**Work item:**
For the entries below, report every line that includes the word "this".

**Extracted material:**
════════
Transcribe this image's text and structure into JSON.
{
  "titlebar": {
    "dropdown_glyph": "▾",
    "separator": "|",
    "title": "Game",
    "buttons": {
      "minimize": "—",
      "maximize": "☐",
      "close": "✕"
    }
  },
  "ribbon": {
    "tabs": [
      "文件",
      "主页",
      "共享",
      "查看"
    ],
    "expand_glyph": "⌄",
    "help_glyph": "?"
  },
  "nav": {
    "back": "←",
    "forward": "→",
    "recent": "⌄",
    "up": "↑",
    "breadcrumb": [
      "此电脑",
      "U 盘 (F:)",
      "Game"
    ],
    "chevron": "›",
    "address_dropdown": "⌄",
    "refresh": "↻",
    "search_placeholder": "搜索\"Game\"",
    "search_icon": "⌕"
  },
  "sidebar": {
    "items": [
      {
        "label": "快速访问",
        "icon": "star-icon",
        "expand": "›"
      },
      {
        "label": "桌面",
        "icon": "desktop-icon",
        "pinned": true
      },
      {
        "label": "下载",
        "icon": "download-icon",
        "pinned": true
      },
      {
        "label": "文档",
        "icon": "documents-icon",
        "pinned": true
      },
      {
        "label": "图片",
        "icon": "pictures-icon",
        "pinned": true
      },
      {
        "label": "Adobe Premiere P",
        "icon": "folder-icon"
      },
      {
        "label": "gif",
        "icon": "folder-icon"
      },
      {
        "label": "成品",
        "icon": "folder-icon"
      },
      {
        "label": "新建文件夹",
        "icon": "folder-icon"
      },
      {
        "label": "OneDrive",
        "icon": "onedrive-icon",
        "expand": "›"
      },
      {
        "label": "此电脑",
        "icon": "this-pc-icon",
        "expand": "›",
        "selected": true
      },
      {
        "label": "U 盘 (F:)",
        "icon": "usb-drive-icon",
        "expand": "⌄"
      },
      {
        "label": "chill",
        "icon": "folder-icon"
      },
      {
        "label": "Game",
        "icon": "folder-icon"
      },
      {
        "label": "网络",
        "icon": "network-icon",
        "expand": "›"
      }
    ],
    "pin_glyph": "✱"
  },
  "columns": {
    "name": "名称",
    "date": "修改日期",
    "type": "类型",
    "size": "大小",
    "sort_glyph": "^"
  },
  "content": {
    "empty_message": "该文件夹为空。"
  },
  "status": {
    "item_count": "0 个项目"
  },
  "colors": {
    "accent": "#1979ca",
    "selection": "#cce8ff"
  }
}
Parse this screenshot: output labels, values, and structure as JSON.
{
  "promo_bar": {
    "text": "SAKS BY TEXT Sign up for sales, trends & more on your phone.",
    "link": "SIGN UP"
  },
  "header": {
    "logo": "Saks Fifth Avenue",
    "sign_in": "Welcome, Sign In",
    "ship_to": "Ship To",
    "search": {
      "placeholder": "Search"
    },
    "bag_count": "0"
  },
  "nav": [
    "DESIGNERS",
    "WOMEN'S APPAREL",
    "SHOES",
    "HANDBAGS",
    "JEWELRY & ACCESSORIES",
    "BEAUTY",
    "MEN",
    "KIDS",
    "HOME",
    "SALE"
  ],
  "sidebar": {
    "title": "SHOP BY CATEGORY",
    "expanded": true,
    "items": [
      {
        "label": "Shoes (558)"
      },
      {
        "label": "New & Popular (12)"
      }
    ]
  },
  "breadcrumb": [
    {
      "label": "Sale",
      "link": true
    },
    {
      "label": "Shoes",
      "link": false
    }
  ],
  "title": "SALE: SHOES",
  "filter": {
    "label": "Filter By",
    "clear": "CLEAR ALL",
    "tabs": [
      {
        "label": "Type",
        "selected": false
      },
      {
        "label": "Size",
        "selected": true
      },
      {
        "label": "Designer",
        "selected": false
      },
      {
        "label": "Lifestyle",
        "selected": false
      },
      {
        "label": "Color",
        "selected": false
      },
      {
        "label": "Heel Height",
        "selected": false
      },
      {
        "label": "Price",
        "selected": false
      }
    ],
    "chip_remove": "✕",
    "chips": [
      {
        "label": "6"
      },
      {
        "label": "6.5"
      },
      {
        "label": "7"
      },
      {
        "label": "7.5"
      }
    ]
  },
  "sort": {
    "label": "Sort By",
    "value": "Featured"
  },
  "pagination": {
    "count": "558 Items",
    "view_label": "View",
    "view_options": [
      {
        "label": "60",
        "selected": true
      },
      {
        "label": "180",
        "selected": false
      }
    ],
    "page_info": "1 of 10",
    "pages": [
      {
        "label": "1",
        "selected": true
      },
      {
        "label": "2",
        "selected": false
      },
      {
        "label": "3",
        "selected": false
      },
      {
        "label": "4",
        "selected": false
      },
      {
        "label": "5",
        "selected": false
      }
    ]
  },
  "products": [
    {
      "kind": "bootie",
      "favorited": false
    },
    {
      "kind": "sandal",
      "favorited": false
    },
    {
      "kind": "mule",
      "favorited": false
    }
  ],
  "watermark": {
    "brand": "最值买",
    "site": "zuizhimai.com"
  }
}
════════
**Written answer:**
Transcribe this image's text and structure into JSON.
        "icon": "this-pc-icon",
Parse this screenshot: output labels, values, and structure as JSON.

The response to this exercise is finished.